• AIM OF THE TASK:
Filter the entries down to the lines holding "meta", then copy those lines.

• DATASET RECORDS:
--

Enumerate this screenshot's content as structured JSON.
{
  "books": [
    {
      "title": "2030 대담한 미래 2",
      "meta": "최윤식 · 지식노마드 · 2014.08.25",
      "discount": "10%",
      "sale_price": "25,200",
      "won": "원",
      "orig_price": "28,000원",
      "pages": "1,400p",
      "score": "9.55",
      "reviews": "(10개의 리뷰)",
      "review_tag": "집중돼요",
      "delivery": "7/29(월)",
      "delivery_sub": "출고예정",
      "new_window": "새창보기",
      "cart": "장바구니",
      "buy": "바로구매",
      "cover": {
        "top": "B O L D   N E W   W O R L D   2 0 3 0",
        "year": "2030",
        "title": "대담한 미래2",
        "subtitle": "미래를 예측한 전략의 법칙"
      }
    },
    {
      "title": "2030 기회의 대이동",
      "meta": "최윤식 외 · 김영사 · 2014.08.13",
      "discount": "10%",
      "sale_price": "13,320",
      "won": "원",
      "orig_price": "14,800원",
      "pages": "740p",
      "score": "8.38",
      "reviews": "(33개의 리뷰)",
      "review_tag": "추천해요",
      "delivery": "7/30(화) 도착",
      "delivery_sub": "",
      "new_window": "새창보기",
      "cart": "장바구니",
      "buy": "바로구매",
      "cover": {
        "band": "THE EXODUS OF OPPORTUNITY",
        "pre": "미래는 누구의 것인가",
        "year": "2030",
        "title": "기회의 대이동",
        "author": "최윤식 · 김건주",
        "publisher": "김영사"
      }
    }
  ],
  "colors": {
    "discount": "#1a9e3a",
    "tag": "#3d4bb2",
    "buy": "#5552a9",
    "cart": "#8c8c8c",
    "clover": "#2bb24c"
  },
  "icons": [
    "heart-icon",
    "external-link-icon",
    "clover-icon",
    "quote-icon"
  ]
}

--

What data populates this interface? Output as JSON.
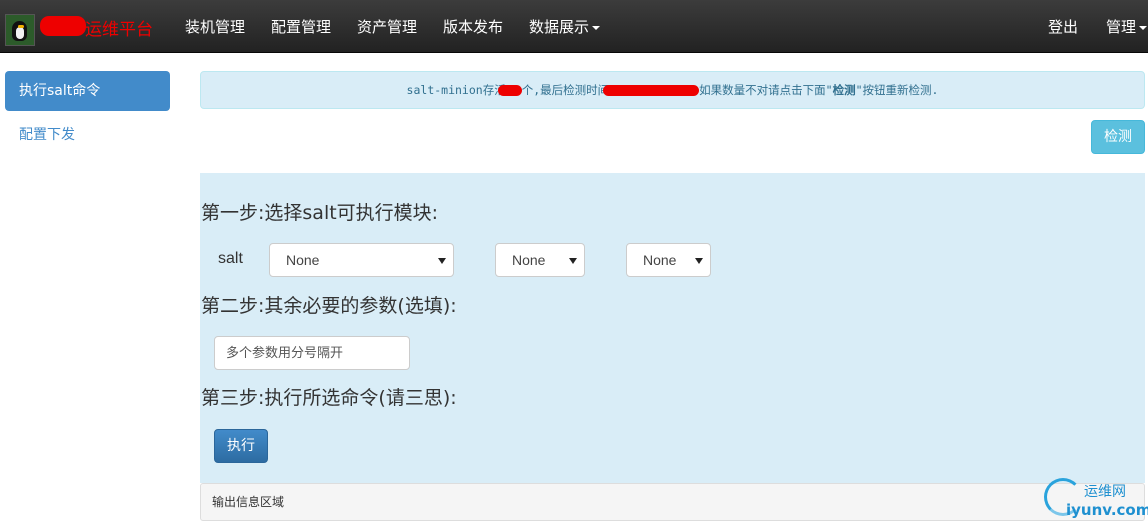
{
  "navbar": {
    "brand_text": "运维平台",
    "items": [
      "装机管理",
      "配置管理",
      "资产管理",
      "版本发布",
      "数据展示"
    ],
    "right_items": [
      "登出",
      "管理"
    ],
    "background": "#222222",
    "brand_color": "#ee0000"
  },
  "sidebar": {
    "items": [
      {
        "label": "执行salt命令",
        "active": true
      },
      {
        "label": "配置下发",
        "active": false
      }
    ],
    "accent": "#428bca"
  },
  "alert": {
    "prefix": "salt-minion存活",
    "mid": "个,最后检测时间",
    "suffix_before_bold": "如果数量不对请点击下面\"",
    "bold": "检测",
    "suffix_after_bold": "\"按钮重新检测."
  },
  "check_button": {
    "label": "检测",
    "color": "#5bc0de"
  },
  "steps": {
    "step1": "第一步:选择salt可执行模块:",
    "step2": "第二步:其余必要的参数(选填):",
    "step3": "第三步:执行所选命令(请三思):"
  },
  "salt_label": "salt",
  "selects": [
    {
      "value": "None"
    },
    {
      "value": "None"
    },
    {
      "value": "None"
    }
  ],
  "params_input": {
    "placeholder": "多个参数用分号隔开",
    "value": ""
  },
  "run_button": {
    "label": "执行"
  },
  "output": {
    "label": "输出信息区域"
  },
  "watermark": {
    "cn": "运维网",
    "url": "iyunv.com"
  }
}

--

• TASK SOLUTION:
      "meta": "최윤식 · 지식노마드 · 2014.08.25",
      "meta": "최윤식 외 · 김영사 · 2014.08.13",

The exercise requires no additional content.